2020 has been challenging for all of us and much like everything in 2020, Thanksgiving will be a bit different as well! That is why we decided to share a few tips on ways to remain safe this Holiday while still sharing your gratitude with those around you.
Top 3 Tips for Thanksgiving Dinner to Keep Everyone Safe
After being apart for so many months during the COVID-19 crisis, millions of Americans are eager to break bread for Thanksgiving dinner. If you’re planning to gather in the name of gratitude, it’s important to make a few changes this year to keep you and your family safe.
These top 3 tips will help you have a family Thanksgiving dinner with safety in mind!
1. Play it safe whether hosting or attending
Just as you have since the start of the pandemic, it makes sense to keep up those mindful and smart habits. It’s best to avoid large indoor gatherings. Keep your family Thanksgiving dinner to a more intimate group of people you usually interact with.

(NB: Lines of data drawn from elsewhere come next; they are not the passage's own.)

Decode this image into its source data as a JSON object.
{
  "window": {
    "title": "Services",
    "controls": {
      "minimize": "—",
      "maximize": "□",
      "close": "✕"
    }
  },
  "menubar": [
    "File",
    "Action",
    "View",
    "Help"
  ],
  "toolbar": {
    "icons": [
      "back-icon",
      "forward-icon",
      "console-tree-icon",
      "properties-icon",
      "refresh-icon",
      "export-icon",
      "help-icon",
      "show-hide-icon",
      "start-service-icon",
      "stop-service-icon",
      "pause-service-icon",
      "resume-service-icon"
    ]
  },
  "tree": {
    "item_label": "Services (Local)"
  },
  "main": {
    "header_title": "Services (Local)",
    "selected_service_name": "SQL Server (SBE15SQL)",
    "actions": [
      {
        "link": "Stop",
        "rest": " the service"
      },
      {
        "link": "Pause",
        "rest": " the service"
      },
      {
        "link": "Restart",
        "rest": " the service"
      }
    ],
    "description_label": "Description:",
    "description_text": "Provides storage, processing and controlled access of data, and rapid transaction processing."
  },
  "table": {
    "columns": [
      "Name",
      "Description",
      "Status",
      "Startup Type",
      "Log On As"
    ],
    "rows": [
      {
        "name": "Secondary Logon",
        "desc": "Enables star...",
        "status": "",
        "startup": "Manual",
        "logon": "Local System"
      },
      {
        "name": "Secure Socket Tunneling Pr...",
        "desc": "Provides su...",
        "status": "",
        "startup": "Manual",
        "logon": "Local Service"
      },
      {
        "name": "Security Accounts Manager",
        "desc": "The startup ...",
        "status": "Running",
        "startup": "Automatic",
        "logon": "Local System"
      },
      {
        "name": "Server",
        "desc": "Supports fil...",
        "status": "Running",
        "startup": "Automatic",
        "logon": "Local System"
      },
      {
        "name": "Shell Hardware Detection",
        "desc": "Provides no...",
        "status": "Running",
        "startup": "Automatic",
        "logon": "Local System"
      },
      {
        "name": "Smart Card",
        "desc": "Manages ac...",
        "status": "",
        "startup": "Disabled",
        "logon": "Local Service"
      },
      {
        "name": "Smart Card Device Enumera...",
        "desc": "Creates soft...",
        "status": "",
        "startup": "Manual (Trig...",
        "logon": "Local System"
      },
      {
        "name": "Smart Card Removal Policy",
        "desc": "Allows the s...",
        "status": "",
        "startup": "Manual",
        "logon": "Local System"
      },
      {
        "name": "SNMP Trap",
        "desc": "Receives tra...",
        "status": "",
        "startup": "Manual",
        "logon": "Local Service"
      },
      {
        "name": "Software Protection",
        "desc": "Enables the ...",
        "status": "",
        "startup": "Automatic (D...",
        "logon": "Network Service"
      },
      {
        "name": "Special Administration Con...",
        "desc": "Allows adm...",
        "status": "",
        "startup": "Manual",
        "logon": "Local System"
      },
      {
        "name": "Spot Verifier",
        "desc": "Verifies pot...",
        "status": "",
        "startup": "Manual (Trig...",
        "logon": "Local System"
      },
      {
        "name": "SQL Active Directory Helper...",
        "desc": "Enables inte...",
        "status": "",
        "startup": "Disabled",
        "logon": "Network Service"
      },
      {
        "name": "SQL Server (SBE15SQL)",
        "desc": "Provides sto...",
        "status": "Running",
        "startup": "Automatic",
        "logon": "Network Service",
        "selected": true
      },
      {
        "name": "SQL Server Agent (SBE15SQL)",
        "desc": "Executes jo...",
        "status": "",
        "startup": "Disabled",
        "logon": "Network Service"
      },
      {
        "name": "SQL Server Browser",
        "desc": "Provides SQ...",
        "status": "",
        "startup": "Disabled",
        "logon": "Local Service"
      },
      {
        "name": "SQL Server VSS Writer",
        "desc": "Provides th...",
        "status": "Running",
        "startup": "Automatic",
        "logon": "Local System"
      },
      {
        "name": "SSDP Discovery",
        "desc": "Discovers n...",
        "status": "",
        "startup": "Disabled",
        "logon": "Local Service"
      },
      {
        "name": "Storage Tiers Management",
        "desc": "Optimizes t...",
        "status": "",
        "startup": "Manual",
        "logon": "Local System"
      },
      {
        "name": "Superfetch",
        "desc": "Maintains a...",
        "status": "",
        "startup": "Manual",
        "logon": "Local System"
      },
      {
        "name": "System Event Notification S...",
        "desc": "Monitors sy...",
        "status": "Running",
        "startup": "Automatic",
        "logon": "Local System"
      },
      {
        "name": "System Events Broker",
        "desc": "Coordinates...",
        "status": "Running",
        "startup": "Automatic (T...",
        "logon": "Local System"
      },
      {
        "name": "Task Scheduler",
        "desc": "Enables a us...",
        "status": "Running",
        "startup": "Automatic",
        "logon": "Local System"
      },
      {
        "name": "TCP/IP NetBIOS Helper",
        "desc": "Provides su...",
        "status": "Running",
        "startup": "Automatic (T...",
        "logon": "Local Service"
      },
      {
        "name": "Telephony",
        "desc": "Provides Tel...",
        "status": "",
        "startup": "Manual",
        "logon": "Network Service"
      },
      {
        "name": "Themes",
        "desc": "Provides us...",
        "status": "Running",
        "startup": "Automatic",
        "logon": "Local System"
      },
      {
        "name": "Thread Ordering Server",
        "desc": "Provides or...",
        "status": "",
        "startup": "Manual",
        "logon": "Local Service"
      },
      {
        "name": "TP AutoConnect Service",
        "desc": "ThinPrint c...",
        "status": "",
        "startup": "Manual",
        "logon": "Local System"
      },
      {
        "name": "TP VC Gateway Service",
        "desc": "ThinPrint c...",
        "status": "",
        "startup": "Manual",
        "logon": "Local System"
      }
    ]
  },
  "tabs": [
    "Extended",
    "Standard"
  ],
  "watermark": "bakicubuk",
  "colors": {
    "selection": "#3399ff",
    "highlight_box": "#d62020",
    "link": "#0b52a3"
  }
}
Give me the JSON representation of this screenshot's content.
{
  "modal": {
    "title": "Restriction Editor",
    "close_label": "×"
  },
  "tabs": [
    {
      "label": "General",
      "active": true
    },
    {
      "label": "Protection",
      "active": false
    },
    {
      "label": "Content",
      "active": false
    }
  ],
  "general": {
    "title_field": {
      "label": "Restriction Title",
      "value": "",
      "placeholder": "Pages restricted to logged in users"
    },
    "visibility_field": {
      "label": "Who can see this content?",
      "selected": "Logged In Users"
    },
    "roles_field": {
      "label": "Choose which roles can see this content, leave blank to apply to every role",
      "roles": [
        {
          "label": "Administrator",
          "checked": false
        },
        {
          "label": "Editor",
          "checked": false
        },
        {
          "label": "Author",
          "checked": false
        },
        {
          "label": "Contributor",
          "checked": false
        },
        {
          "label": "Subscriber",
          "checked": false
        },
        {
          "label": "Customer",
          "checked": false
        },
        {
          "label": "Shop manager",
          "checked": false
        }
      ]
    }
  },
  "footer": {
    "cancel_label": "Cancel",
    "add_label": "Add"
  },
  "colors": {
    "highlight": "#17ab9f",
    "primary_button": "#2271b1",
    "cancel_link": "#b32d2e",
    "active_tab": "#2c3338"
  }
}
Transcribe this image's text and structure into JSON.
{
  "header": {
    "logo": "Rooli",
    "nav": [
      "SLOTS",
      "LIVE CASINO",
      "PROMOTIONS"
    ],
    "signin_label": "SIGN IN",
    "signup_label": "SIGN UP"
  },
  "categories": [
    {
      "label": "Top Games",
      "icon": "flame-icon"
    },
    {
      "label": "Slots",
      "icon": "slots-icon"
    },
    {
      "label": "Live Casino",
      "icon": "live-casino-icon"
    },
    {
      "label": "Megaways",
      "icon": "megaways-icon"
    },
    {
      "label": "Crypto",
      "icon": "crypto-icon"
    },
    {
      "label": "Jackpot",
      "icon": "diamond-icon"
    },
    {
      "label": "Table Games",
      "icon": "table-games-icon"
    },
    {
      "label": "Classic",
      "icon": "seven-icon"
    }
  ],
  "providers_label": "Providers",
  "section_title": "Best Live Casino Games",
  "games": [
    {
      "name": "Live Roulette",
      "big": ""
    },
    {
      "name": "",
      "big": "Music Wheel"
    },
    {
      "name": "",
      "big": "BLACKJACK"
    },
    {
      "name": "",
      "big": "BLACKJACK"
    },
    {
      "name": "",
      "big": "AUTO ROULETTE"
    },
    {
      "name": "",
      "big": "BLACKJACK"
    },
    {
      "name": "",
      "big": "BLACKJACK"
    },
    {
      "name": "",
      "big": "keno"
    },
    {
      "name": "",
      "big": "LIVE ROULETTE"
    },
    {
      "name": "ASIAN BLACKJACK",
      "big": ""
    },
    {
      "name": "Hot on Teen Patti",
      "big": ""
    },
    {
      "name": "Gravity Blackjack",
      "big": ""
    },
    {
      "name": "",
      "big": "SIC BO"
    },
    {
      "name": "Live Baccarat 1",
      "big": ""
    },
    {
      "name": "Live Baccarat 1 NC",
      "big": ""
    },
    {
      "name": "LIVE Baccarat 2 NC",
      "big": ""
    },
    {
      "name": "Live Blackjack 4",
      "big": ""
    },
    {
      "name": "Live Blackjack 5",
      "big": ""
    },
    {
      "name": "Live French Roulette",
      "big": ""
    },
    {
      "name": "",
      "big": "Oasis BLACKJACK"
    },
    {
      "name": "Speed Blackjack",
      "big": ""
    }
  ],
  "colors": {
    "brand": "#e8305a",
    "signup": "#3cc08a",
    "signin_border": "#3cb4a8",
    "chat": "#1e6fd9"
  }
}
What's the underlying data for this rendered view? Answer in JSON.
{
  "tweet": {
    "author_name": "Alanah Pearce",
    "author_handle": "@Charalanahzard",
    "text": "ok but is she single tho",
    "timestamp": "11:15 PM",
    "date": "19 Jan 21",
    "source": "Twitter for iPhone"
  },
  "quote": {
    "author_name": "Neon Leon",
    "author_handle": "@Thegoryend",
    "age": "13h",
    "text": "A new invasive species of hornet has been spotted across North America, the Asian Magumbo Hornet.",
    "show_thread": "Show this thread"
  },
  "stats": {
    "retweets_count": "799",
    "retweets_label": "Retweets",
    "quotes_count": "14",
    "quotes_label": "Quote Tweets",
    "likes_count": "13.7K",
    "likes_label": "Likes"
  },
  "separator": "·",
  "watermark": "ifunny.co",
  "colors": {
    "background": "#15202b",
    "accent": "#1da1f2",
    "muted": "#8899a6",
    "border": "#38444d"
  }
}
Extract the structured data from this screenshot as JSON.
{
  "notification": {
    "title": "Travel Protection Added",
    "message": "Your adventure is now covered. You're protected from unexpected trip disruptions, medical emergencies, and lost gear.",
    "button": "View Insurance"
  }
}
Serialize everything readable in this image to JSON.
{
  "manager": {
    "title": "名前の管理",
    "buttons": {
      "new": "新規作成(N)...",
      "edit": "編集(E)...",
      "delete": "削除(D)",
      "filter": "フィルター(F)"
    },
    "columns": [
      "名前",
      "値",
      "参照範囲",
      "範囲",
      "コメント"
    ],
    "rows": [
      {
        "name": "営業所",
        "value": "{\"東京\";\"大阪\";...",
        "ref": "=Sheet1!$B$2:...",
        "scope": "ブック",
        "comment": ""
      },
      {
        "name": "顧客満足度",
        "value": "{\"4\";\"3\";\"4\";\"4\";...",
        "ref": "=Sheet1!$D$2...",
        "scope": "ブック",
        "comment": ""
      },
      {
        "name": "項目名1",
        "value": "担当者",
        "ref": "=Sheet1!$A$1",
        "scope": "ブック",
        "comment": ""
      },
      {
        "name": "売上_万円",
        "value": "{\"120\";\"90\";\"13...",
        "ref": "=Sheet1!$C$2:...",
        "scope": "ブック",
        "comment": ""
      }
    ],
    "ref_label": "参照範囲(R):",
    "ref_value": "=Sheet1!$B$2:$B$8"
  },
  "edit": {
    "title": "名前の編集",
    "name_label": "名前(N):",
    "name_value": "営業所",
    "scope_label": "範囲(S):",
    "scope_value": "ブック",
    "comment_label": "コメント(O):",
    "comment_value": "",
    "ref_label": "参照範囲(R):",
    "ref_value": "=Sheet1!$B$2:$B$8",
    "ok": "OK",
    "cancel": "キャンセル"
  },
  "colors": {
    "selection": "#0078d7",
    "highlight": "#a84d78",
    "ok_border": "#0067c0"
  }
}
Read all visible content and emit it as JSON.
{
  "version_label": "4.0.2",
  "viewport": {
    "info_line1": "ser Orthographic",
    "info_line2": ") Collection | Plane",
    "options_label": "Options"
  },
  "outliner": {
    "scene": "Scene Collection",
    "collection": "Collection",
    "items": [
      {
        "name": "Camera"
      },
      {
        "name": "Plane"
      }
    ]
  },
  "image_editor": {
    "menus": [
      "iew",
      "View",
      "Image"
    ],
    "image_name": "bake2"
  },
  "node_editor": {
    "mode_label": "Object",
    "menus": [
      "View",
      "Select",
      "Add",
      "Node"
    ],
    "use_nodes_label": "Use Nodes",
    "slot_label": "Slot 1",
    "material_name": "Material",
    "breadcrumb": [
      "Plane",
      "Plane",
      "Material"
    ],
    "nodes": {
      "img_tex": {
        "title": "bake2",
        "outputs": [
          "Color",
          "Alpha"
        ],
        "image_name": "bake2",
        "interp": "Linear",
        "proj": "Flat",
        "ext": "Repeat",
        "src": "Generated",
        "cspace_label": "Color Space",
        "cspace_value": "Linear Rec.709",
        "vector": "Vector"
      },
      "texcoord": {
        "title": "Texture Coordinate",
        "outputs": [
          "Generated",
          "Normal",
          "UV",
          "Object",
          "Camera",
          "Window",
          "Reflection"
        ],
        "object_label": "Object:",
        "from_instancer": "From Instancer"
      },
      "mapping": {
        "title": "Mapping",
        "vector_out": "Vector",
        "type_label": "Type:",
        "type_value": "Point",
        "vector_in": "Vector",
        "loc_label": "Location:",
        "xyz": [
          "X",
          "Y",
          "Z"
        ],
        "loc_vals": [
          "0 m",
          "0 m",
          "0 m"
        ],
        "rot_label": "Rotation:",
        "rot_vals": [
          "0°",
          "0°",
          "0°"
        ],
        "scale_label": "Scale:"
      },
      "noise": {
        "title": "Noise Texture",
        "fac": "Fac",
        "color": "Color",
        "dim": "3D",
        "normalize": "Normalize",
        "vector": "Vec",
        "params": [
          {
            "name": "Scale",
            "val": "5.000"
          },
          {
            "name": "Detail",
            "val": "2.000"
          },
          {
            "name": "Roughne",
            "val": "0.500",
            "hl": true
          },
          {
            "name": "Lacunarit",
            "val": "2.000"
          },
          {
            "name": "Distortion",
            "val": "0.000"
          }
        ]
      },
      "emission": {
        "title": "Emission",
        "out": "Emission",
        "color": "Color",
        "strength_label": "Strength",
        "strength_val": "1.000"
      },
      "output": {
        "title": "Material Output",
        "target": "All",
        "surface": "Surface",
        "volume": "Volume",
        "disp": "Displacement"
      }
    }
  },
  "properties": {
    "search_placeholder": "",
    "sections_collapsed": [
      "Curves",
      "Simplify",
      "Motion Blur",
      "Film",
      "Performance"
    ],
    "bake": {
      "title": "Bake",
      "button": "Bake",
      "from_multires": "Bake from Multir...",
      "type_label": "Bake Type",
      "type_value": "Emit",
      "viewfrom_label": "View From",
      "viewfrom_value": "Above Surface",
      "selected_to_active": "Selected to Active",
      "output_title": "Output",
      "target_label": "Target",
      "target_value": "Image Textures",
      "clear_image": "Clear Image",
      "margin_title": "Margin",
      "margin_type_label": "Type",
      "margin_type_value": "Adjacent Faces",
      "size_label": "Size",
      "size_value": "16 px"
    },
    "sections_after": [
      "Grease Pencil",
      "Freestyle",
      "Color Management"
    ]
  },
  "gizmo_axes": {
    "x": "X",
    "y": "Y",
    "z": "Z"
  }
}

If you’re hosting or bringing a dish to share, make sure you practice good food safety along with physical distancing guidelines. That means wearing a mask and gloves while prepping and cooking. Plus wash your hands frequently. That’s not all. Physical safety matters too. Make sure you provide everyone with their own disposable utensils so there are less common touchpoints. And keep sanitizer plentiful.
Don’t forget to practice physical distancing and mask-wearing, especially indoors. If the weather cooperates, dining alfresco keeps everyone safer and can even be more memorable with the surroundings of nature.
2. Switch up your usual traditions
For many families, Thanksgiving dinner is only part of the holiday. If your Thanksgiving tradition includes going big on Black Friday shopping, host an online shopping session while you’re enjoying turkey leftovers.
Sports and parades are popular Thanksgiving activities too. This year, for Thanksgiving set up a watch party on TV instead of going in person to minimize your exposure.
And if you usually travel out of town, perhaps this year is the time to stay local. Keep your elderly relatives safe and check-in via FaceTime, Zoom, or Skype. Do your family Thanksgiving dinner with your local clan and tell everyone to look forward to seeing the rest of your family when things are a little safer.
3. Don’t dwell on what you can’t do
Let’s face it…this year has been rough. But lingering on those negatives doesn’t change anything. Instead, find the positives in the situation while focusing on what you can do. For example, when you have fewer people coming to dinner, it’s a lot easier to make preparations. You can even use this as an opportunity to let kids come help in the kitchen now that Thanksgiving this year will be less hectic.
You can try a new recipe, start a board game tradition, and take a family Thanksgiving walk around the neighborhood or your favorite local park.
And start a new special tradition for next year. Gather your local family around after dessert to write notes of what you’re thankful for. Seal them up to be opened next Thanksgiving. Hopefully, by then, we’ll be able to gather like we used to and have even more to be thankful for.